Study to investigate molecular mechanisms involved in animal and human aging
The molecular mechanisms involved in regulating longevity have not been determined. New experiments with life-extending dietary interventions are set to identify the signal paths involved across species, with the aim of prolonging lifespan and improving quality of life in humans.
Planned dietary restrictions with a 25-40% reduction in food intake can extend lifespan and protect against metabolic diseases such as diabetes and obesity, as well as cancer, cardiovascular disease and other age-related complications in insects and rodents.
In recent years, Augusto Peluso MSc PhD and a research group at the Novo Nordisk Foundation Center for Basic Metabolic Research at the University of Copenhagen have been studying the effects of different dietary interventions on animals and humans. From this, they have developed a method of determining biologically relevant signal paths that are affected by dietary changes and nutritional supplements. Peluso will use this method in a postdoctoral project to detect and compare new molecular networks regulating the lifespan-extending and metabolic benefits of dietary changes and nutritional supplements both within and between species.
‘This project represents a unique initiative to determine the molecular effects of different dietary interventions in multiple species. Our analysis of different species will provide evidence to show how relevant and safe these dietary interventions are and whether they should be used on humans’, says Augusto Peluso, who has been awarded DKK 1.2 million by the Danish Diabetes Academy for the project.
New signal paths expected to be identified
The expectation is that the analysis will also identify new molecular signal paths that can affect healthy aging across the evolutionary spectrum. This will contribute to the scientific understanding of aging and metabolic disease, and shed more light on the mechanisms underlying dietary interventions. The genes and signal paths identified may also pave the way for the development of new research areas, new biomarkers or new drugs to treat age-related diseases such as type 2 diabetes.
‘From a public health point of view, these or similar dietary interventions can benefit hundreds of millions of people and help reduce the growing costs associated with the constantly aging population. Public health initiatives are expensive, and the results are hard to predict, so there is great commercial, economic and health potential in identifying new, safer interventions that prolong healthy life and prevent age-related complications’, explains Augusto Peluso, who took his Master’s degree in Brazil and came to Denmark in connection with his PhD project at the University of Southern Denmark in 2015.
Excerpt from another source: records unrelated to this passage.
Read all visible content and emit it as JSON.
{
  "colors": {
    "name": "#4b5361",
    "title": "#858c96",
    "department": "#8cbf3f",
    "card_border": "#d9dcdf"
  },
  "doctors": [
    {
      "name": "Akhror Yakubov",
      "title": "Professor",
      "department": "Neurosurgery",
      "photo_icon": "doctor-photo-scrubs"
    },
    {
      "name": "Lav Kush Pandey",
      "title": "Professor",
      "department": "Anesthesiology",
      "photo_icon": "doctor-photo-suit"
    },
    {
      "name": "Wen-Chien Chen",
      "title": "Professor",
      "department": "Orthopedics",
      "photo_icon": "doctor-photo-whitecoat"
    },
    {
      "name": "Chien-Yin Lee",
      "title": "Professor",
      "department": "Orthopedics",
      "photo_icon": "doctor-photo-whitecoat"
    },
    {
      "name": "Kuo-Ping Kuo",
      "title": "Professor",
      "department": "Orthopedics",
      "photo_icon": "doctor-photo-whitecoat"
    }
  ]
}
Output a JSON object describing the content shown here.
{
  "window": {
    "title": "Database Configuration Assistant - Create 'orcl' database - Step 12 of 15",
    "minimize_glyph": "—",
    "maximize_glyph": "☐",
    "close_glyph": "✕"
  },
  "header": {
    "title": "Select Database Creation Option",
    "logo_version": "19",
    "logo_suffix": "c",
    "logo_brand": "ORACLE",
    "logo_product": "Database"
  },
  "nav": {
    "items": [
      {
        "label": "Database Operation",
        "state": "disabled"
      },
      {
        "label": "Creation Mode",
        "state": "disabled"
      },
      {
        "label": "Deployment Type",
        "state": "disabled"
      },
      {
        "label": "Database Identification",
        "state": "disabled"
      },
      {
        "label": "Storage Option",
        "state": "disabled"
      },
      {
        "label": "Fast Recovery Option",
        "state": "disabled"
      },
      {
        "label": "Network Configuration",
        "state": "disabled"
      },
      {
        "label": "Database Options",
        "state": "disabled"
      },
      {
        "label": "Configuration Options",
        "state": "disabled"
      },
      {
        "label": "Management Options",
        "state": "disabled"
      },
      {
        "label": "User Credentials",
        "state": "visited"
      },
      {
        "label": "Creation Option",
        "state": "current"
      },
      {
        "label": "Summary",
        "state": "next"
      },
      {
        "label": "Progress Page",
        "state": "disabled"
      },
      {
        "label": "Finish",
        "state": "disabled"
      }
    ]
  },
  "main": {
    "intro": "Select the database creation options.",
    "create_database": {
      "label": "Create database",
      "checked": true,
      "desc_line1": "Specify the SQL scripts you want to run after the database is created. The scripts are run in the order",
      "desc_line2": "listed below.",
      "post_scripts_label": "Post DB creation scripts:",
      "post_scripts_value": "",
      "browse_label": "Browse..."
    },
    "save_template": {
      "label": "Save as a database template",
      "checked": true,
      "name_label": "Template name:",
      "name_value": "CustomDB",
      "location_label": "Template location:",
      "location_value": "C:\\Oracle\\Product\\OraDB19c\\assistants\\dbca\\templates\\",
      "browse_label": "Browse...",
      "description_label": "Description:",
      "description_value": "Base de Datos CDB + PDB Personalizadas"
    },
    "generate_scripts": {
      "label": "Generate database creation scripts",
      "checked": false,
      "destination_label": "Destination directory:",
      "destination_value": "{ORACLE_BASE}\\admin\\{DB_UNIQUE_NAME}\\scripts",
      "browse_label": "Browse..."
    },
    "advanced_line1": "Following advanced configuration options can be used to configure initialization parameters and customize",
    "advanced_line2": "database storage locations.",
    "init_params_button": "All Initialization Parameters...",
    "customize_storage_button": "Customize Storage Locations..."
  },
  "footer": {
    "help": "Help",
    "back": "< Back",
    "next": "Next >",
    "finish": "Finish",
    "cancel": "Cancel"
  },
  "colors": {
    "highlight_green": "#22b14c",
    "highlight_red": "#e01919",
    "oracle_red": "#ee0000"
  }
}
The studies and analyses will be carried out under the supervision of Associate Professor Jonas Thue Treebak at the Novo Nordisk Foundation Center for Basic Metabolic Research at the University of Copenhagen, and will include a visit to the University of Campinas, Sao Paulo, Brazil. Jonas Thue Treebak’s research group has been collaborating with the Brazilian university since 2014.
By Pernille Fløjstrup Andersen, Communications Officer, DDA
Augusto Peluso, medical doctor and PhD
Has been awarded DKK 1.2 million by the Danish Diabetes Academy.
Postdoctoral project title: Identification of Metabolic and Lifespan Biomarkers Regulated by Dietary Intervention Mimetics Across Species
Research centres: Novo Nordisk Foundation Center for Basic Metabolic Research, University of Copenhagen / University of Campinas, Sao Paulo, Brazil
Contact: +45 8174 1275
Contact Danish Diabetes Academy
Managing Director Tore Christiansen
Phone: +45 2964 6764